The list comes from the 1960 brochure of wedding tips from Miss America’s Wedding Invitation Line. You can see their recommendations for what to wear to your wedding here.
And if you do, you might want to get in touch with my brother, Bill, who just last week created a dragon ice sculpture live on Good Day New York.
See him in action at myfoxny.com.
Our previous post on Bill’s ice menorah for Chanukah on Ice in Central Park here. (I’m just so proud.)
My sister shares this chart from a 1960 pamphlet of wedding tips, published by an apparently now non-existent Miss America’s Wedding Invitation Line. Actually, men in straw hats and bow ties for a garden wedding? That’s kind of cool.
We’re used to seeing signature cocktails at weddings. How about creating your own signature wedding punch? Food52’s Kenzi Wilbur lays out the surprisingly simple secret to making a great punch — combine ingredients in the following ratio:
2 parts booze : 2 parts wine : 2 parts juice (optional) : 1/2 to 1 part sweet
Create a punch based on your favorite flavors. Or the season. Local favorites. Venue. Wedding colors.
More details at Food52. Go on, get mixing!

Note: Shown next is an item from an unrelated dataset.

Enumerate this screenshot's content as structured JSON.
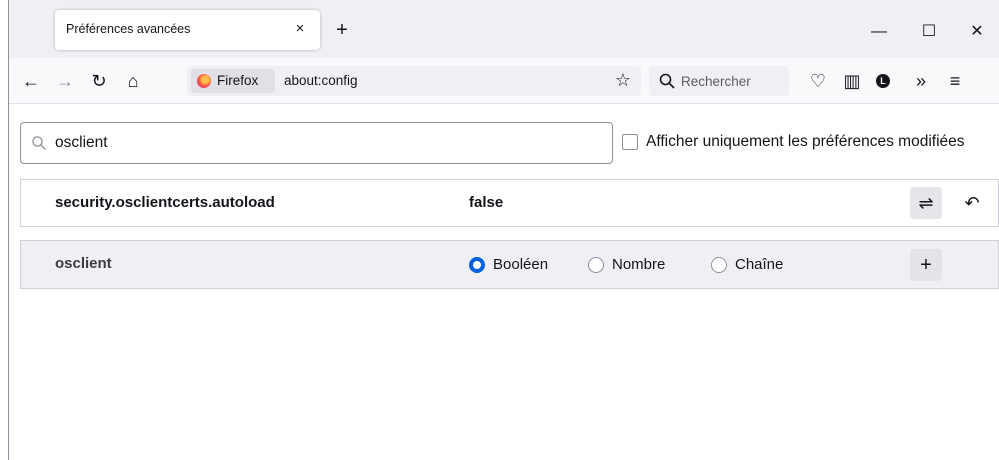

Or see this Vintage Champagne Wedding Punch Recipe.
(Photo: Bowle Steinhude 2009 by Politikaner via Wikimedia Commons)